**Supplied material:**
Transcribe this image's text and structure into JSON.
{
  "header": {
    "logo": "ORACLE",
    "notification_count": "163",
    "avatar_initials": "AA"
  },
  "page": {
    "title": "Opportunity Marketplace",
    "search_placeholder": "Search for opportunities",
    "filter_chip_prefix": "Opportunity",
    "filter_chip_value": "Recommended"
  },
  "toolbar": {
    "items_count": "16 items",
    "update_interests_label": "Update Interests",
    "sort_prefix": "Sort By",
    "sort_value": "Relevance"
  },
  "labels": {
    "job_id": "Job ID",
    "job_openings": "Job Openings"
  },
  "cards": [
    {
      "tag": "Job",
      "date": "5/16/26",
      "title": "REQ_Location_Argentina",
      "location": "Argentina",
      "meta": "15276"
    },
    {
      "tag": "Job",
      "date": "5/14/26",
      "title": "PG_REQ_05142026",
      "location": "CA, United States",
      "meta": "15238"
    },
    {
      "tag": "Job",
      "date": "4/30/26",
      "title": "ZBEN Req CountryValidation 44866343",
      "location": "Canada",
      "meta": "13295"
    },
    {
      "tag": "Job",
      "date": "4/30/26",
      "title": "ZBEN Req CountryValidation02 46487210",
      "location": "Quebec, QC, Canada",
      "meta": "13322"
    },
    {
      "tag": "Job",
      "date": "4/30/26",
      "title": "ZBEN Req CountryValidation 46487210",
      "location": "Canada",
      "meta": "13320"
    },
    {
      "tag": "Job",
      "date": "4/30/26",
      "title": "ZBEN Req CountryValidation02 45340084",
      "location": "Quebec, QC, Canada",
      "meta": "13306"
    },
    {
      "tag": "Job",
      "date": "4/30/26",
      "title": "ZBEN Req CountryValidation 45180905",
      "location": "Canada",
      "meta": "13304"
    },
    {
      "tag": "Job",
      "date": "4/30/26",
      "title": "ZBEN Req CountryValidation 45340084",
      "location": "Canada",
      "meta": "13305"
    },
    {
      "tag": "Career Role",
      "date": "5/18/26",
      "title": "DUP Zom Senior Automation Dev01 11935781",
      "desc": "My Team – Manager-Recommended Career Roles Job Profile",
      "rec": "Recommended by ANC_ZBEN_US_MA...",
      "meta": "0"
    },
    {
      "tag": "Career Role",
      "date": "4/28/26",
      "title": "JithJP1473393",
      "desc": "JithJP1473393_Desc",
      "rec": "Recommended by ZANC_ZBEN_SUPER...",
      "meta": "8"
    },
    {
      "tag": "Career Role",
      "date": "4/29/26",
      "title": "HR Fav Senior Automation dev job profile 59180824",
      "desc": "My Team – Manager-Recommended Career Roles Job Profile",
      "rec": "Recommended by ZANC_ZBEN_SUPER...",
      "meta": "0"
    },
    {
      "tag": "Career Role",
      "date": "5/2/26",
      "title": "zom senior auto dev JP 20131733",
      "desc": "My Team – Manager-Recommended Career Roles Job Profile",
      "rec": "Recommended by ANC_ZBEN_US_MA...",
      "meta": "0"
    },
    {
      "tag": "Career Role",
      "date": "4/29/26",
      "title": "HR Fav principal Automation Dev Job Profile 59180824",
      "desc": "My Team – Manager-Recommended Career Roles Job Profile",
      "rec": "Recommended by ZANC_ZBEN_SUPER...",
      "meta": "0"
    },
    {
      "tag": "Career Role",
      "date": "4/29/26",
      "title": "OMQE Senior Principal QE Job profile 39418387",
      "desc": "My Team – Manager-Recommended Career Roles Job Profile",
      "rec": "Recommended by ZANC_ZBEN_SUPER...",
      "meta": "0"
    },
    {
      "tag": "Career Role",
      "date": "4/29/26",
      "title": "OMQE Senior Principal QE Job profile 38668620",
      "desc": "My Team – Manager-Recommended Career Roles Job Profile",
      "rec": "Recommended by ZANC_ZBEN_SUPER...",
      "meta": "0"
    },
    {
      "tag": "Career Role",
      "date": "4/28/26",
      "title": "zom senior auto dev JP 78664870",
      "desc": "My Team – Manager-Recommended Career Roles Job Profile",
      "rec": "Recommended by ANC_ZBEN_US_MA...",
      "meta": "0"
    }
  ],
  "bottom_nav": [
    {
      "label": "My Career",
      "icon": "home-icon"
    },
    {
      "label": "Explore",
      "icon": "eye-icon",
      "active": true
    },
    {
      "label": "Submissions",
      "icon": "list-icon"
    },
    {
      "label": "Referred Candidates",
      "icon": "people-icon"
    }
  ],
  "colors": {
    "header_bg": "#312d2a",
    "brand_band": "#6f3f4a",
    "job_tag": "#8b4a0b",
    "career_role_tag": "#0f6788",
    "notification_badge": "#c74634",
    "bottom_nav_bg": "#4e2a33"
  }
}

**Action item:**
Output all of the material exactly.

**Solution to this problem:**
Transcribe this image's text and structure into JSON.
{
  "header": {
    "logo": "ORACLE",
    "notification_count": "163",
    "avatar_initials": "AA"
  },
  "page": {
    "title": "Opportunity Marketplace",
    "search_placeholder": "Search for opportunities",
    "filter_chip_prefix": "Opportunity",
    "filter_chip_value": "Recommended"
  },
  "toolbar": {
    "items_count": "16 items",
    "update_interests_label": "Update Interests",
    "sort_prefix": "Sort By",
    "sort_value": "Relevance"
  },
  "labels": {
    "job_id": "Job ID",
    "job_openings": "Job Openings"
  },
  "cards": [
    {
      "tag": "Job",
      "date": "5/16/26",
      "title": "REQ_Location_Argentina",
      "location": "Argentina",
      "meta": "15276"
    },
    {
      "tag": "Job",
      "date": "5/14/26",
      "title": "PG_REQ_05142026",
      "location": "CA, United States",
      "meta": "15238"
    },
    {
      "tag": "Job",
      "date": "4/30/26",
      "title": "ZBEN Req CountryValidation 44866343",
      "location": "Canada",
      "meta": "13295"
    },
    {
      "tag": "Job",
      "date": "4/30/26",
      "title": "ZBEN Req CountryValidation02 46487210",
      "location": "Quebec, QC, Canada",
      "meta": "13322"
    },
    {
      "tag": "Job",
      "date": "4/30/26",
      "title": "ZBEN Req CountryValidation 46487210",
      "location": "Canada",
      "meta": "13320"
    },
    {
      "tag": "Job",
      "date": "4/30/26",
      "title": "ZBEN Req CountryValidation02 45340084",
      "location": "Quebec, QC, Canada",
      "meta": "13306"
    },
    {
      "tag": "Job",
      "date": "4/30/26",
      "title": "ZBEN Req CountryValidation 45180905",
      "location": "Canada",
      "meta": "13304"
    },
    {
      "tag": "Job",
      "date": "4/30/26",
      "title": "ZBEN Req CountryValidation 45340084",
      "location": "Canada",
      "meta": "13305"
    },
    {
      "tag": "Career Role",
      "date": "5/18/26",
      "title": "DUP Zom Senior Automation Dev01 11935781",
      "desc": "My Team – Manager-Recommended Career Roles Job Profile",
      "rec": "Recommended by ANC_ZBEN_US_MA...",
      "meta": "0"
    },
    {
      "tag": "Career Role",
      "date": "4/28/26",
      "title": "JithJP1473393",
      "desc": "JithJP1473393_Desc",
      "rec": "Recommended by ZANC_ZBEN_SUPER...",
      "meta": "8"
    },
    {
      "tag": "Career Role",
      "date": "4/29/26",
      "title": "HR Fav Senior Automation dev job profile 59180824",
      "desc": "My Team – Manager-Recommended Career Roles Job Profile",
      "rec": "Recommended by ZANC_ZBEN_SUPER...",
      "meta": "0"
    },
    {
      "tag": "Career Role",
      "date": "5/2/26",
      "title": "zom senior auto dev JP 20131733",
      "desc": "My Team – Manager-Recommended Career Roles Job Profile",
      "rec": "Recommended by ANC_ZBEN_US_MA...",
      "meta": "0"
    },
    {
      "tag": "Career Role",
      "date": "4/29/26",
      "title": "HR Fav principal Automation Dev Job Profile 59180824",
      "desc": "My Team – Manager-Recommended Career Roles Job Profile",
      "rec": "Recommended by ZANC_ZBEN_SUPER...",
      "meta": "0"
    },
    {
      "tag": "Career Role",
      "date": "4/29/26",
      "title": "OMQE Senior Principal QE Job profile 39418387",
      "desc": "My Team – Manager-Recommended Career Roles Job Profile",
      "rec": "Recommended by ZANC_ZBEN_SUPER...",
      "meta": "0"
    },
    {
      "tag": "Career Role",
      "date": "4/29/26",
      "title": "OMQE Senior Principal QE Job profile 38668620",
      "desc": "My Team – Manager-Recommended Career Roles Job Profile",
      "rec": "Recommended by ZANC_ZBEN_SUPER...",
      "meta": "0"
    },
    {
      "tag": "Career Role",
      "date": "4/28/26",
      "title": "zom senior auto dev JP 78664870",
      "desc": "My Team – Manager-Recommended Career Roles Job Profile",
      "rec": "Recommended by ANC_ZBEN_US_MA...",
      "meta": "0"
    }
  ],
  "bottom_nav": [
    {
      "label": "My Career",
      "icon": "home-icon"
    },
    {
      "label": "Explore",
      "icon": "eye-icon",
      "active": true
    },
    {
      "label": "Submissions",
      "icon": "list-icon"
    },
    {
      "label": "Referred Candidates",
      "icon": "people-icon"
    }
  ],
  "colors": {
    "header_bg": "#312d2a",
    "brand_band": "#6f3f4a",
    "job_tag": "#8b4a0b",
    "career_role_tag": "#0f6788",
    "notification_badge": "#c74634",
    "bottom_nav_bg": "#4e2a33"
  }
}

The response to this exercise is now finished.